The Exhibitionism of Facebook

The Exhibitionism of Facebook

Has Facebook changed the way we present ourselves? We have become so concerned with creating an identity that is carefully controlled and manipulated, but is it really who we are?


The Problem with #FitchTheHomeless Movement

The Problem with #FitchTheHomeless Movement

There has been a whole lot of uproar in response to the interview with Mike Jeffries, CEO of Abercrombie and Fitch, in which he admitted to not selling XL or XXL because he believed that certain people belong in his brand of clothing and certain people don’t. Essentially, Jeffries wants to create a brand that is epitomized through skinny women. This type of exclusionary discrimination in retail surely should not be tolerated; however, some of the responses to Jeffries’s statements also should not be tolerated.
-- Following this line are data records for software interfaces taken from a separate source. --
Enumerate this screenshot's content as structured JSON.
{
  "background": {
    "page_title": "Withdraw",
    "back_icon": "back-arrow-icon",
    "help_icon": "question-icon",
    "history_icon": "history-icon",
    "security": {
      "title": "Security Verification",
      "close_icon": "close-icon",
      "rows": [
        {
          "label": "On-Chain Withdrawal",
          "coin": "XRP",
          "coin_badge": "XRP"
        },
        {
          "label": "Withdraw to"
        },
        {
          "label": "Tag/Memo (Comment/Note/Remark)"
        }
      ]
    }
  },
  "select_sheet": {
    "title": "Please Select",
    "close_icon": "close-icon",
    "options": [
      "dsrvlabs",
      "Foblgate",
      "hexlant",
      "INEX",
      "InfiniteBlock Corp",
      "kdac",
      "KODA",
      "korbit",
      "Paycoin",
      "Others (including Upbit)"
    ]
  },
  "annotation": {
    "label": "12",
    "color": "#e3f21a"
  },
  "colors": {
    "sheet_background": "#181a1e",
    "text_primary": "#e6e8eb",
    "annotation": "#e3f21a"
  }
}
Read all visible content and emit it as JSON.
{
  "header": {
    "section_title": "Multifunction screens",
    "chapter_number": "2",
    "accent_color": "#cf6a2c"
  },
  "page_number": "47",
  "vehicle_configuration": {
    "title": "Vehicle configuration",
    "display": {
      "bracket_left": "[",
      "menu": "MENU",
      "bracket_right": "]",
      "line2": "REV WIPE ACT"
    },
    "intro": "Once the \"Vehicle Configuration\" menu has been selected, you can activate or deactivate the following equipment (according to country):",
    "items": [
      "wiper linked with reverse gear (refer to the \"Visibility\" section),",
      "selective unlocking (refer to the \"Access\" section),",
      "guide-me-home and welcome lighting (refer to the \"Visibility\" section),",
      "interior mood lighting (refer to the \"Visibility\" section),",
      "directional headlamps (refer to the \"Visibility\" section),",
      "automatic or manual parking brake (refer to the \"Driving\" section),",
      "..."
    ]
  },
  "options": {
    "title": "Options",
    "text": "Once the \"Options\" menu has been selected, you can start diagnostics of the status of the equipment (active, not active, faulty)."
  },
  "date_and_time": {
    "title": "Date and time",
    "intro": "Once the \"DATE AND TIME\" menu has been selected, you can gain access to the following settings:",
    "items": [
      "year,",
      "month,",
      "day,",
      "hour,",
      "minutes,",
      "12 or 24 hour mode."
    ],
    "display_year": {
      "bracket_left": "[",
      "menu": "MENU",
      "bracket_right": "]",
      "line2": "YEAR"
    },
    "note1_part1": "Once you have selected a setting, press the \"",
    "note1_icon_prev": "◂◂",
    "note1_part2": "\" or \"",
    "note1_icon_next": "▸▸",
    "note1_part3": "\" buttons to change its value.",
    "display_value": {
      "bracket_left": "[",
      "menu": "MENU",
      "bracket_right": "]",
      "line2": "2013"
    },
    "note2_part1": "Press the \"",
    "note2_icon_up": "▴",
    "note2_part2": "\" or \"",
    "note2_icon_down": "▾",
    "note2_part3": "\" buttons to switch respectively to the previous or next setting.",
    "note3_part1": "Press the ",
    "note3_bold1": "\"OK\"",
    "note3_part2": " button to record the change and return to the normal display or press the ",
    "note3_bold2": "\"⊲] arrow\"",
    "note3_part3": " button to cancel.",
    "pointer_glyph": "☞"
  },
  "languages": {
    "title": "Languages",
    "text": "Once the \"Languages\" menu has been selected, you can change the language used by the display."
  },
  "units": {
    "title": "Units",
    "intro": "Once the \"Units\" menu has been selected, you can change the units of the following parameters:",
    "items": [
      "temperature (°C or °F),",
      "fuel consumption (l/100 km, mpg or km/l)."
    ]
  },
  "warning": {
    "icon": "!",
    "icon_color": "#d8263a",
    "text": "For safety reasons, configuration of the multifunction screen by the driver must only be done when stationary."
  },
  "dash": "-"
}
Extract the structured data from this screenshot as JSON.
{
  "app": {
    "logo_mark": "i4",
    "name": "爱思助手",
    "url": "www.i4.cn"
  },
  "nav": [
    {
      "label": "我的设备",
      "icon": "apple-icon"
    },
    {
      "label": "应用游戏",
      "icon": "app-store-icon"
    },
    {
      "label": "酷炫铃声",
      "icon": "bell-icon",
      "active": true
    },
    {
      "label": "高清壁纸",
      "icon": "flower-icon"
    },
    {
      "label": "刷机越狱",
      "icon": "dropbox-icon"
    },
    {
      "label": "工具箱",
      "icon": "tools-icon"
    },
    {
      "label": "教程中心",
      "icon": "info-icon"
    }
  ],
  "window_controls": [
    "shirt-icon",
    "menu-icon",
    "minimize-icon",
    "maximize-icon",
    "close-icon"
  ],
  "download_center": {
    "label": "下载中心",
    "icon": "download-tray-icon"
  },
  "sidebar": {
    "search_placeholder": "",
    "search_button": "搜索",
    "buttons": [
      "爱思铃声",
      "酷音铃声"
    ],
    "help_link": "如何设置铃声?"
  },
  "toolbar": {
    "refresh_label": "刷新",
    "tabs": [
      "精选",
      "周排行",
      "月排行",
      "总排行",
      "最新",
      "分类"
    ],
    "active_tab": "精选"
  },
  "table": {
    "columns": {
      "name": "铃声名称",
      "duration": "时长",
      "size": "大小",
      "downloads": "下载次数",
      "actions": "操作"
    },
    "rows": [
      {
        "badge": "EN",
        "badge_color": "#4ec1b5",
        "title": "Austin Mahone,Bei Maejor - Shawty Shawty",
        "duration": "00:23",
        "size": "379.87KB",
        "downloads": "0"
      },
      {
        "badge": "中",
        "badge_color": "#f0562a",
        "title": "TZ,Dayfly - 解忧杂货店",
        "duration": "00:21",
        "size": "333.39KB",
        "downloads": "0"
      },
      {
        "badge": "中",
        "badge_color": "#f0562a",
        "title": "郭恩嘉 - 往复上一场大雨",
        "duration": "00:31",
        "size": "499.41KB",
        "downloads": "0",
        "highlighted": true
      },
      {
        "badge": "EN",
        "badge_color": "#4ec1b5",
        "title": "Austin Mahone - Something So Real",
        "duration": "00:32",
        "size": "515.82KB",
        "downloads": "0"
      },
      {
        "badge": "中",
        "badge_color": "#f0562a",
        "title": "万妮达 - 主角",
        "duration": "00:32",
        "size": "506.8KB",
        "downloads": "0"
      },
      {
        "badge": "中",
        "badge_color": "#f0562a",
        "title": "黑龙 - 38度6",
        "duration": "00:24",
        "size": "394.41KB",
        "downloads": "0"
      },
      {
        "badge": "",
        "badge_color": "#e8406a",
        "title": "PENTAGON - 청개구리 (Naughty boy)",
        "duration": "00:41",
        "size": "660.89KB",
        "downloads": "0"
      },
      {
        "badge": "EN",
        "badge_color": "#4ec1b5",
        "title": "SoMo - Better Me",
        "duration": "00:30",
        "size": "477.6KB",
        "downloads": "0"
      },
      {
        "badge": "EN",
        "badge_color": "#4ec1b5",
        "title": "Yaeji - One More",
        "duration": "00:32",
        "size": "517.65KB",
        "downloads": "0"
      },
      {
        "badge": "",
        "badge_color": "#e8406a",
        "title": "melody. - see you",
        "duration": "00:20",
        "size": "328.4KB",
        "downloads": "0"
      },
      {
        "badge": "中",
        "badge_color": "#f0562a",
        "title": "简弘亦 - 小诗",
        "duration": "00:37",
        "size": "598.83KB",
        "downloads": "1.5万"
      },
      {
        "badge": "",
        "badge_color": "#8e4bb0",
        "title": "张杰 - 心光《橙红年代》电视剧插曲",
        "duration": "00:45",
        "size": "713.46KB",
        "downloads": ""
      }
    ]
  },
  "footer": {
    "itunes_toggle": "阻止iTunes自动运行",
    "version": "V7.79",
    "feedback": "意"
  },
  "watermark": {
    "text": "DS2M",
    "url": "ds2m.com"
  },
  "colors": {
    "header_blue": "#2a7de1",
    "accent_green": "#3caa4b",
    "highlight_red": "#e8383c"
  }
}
One of the largest movements was the #FitchTheHomeless campaign, which encouraged people to donate their old Abercrombie and Fitch brand clothes to homeless people as a way to “rebrand” the retailer.

However, it is important to recognize the kind of message that this sends to homeless people. This article provides interesting insight into the other side of the campaign – the homeless people. Perhaps we should be more careful about dehumanizing a group of people like the homeless to seek social justice (while, in a way, we perpetuate it).